**TASK PROMPT:**
Exact copy, no pictures: output each line below as it stands.

**Interface dataset entries:**

──────────

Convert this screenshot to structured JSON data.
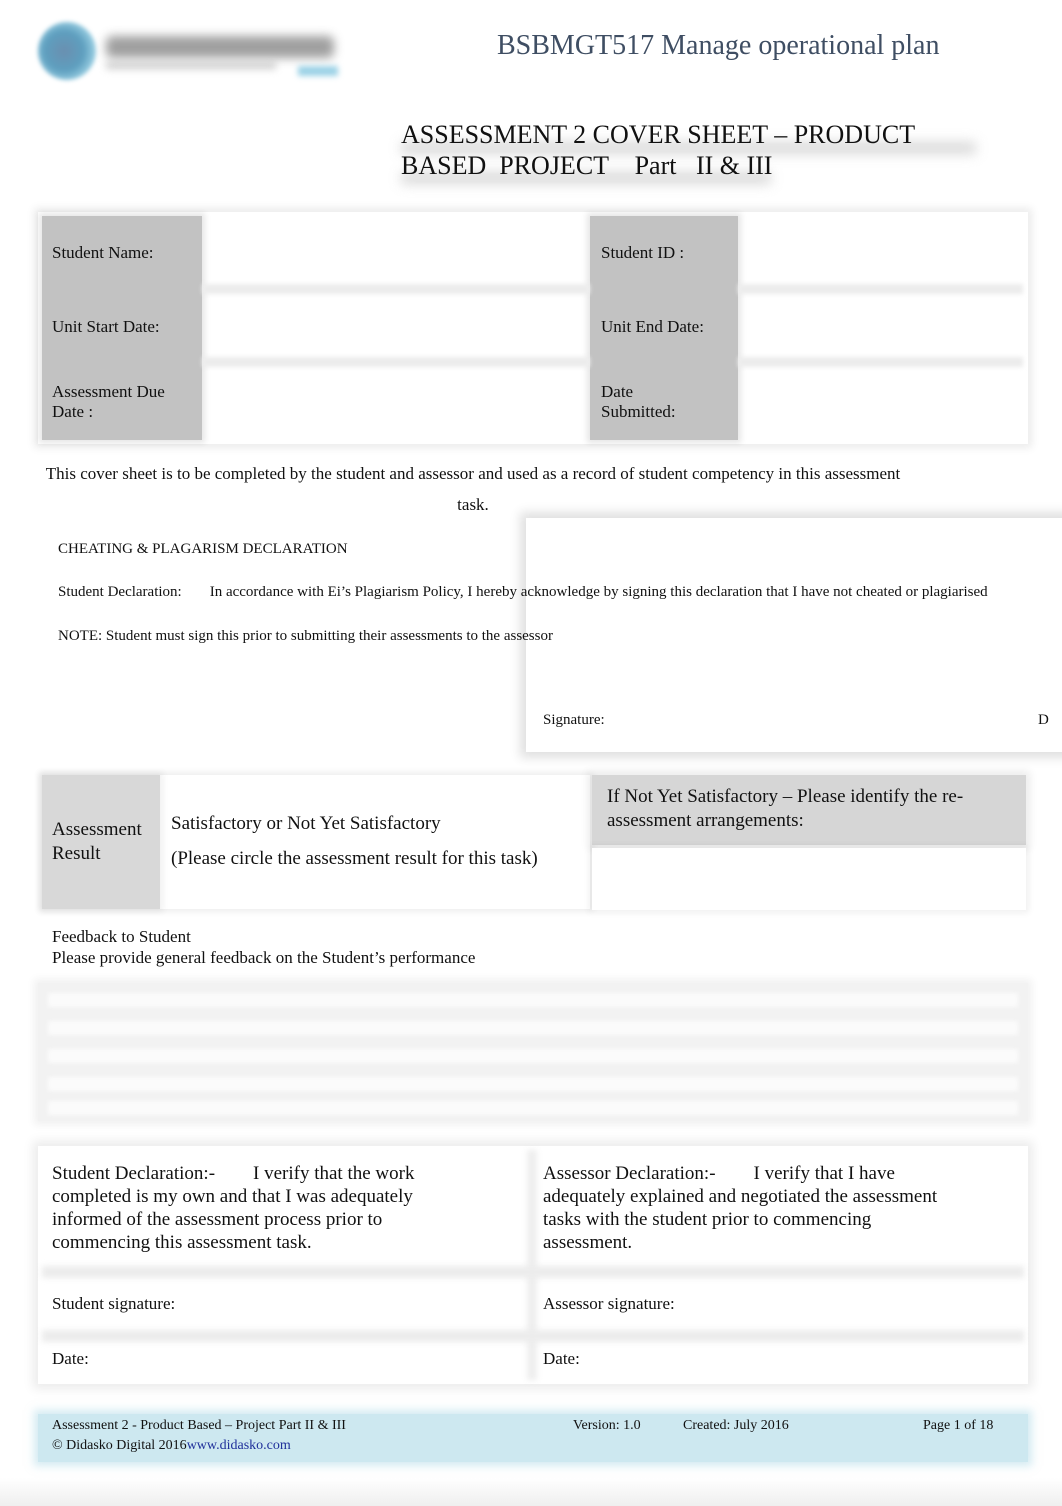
{
  "header": {
    "logo_name": "Everest Institute logo",
    "unit_title": "BSBMGT517 Manage operational plan"
  },
  "title": {
    "line1": "ASSESSMENT 2 COVER SHEET – PRODUCT",
    "line2": "BASED  PROJECT    Part   II & III"
  },
  "info_table": {
    "student_name_label": "Student Name:",
    "student_id_label": "Student ID :",
    "unit_start_label": "Unit Start Date:",
    "unit_end_label": "Unit End Date:",
    "due_date_label_1": "Assessment Due",
    "due_date_label_2": "Date :",
    "submitted_label_1": "Date",
    "submitted_label_2": "Submitted:",
    "student_name_value": "",
    "student_id_value": "",
    "unit_start_value": "",
    "unit_end_value": "",
    "due_date_value": "",
    "submitted_value": ""
  },
  "cover_note": "This cover sheet is to be completed by the student and assessor and used as a record of student competency in this assessment task.",
  "plagiarism": {
    "heading": "CHEATING & PLAGARISM DECLARATION",
    "declaration_label": "Student Declaration:",
    "declaration_text": "In accordance with Ei’s Plagiarism Policy, I hereby acknowledge by signing this declaration that I have not cheated or plagiarised",
    "note": "NOTE: Student must sign this prior to submitting their assessments to the assessor",
    "signature_label": "Signature:",
    "date_label_partial": "D"
  },
  "result": {
    "label_1": "Assessment",
    "label_2": "Result",
    "options_text": "Satisfactory or Not Yet Satisfactory",
    "instruction": "(Please circle the assessment result for this task)",
    "nys_heading": "If Not Yet Satisfactory – Please identify the re-assessment arrangements:",
    "nys_value": ""
  },
  "feedback": {
    "title": "Feedback to Student",
    "subtitle": "Please provide general feedback on the Student’s performance",
    "lines": [
      "",
      "",
      "",
      "",
      ""
    ]
  },
  "declarations": {
    "student_text": "Student Declaration:-        I verify that the work completed is my own and that I was adequately informed of the assessment process prior to commencing this assessment task.",
    "assessor_text": "Assessor Declaration:-        I verify that I have adequately explained and negotiated the assessment tasks with the student prior to commencing assessment.",
    "student_signature_label": "Student signature:",
    "assessor_signature_label": "Assessor signature:",
    "student_date_label": "Date:",
    "assessor_date_label": "Date:"
  },
  "footer": {
    "doc_name": "Assessment 2 - Product Based – Project Part II & III",
    "copyright": "© Didasko Digital 2016",
    "link": "www.didasko.com",
    "version": "Version: 1.0",
    "created": "Created: July 2016",
    "page": "Page 1 of 18"
  }
}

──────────

**ANSWER TO THIS PROBLEM:**
Convert this screenshot to structured JSON data.
{
  "header": {
    "logo_name": "Everest Institute logo",
    "unit_title": "BSBMGT517 Manage operational plan"
  },
  "title": {
    "line1": "ASSESSMENT 2 COVER SHEET – PRODUCT",
    "line2": "BASED  PROJECT    Part   II & III"
  },
  "info_table": {
    "student_name_label": "Student Name:",
    "student_id_label": "Student ID :",
    "unit_start_label": "Unit Start Date:",
    "unit_end_label": "Unit End Date:",
    "due_date_label_1": "Assessment Due",
    "due_date_label_2": "Date :",
    "submitted_label_1": "Date",
    "submitted_label_2": "Submitted:",
    "student_name_value": "",
    "student_id_value": "",
    "unit_start_value": "",
    "unit_end_value": "",
    "due_date_value": "",
    "submitted_value": ""
  },
  "cover_note": "This cover sheet is to be completed by the student and assessor and used as a record of student competency in this assessment task.",
  "plagiarism": {
    "heading": "CHEATING & PLAGARISM DECLARATION",
    "declaration_label": "Student Declaration:",
    "declaration_text": "In accordance with Ei’s Plagiarism Policy, I hereby acknowledge by signing this declaration that I have not cheated or plagiarised",
    "note": "NOTE: Student must sign this prior to submitting their assessments to the assessor",
    "signature_label": "Signature:",
    "date_label_partial": "D"
  },
  "result": {
    "label_1": "Assessment",
    "label_2": "Result",
    "options_text": "Satisfactory or Not Yet Satisfactory",
    "instruction": "(Please circle the assessment result for this task)",
    "nys_heading": "If Not Yet Satisfactory – Please identify the re-assessment arrangements:",
    "nys_value": ""
  },
  "feedback": {
    "title": "Feedback to Student",
    "subtitle": "Please provide general feedback on the Student’s performance",
    "lines": [
      "",
      "",
      "",
      "",
      ""
    ]
  },
  "declarations": {
    "student_text": "Student Declaration:-        I verify that the work completed is my own and that I was adequately informed of the assessment process prior to commencing this assessment task.",
    "assessor_text": "Assessor Declaration:-        I verify that I have adequately explained and negotiated the assessment tasks with the student prior to commencing assessment.",
    "student_signature_label": "Student signature:",
    "assessor_signature_label": "Assessor signature:",
    "student_date_label": "Date:",
    "assessor_date_label": "Date:"
  },
  "footer": {
    "doc_name": "Assessment 2 - Product Based – Project Part II & III",
    "copyright": "© Didasko Digital 2016",
    "link": "www.didasko.com",
    "version": "Version: 1.0",
    "created": "Created: July 2016",
    "page": "Page 1 of 18"
  }
}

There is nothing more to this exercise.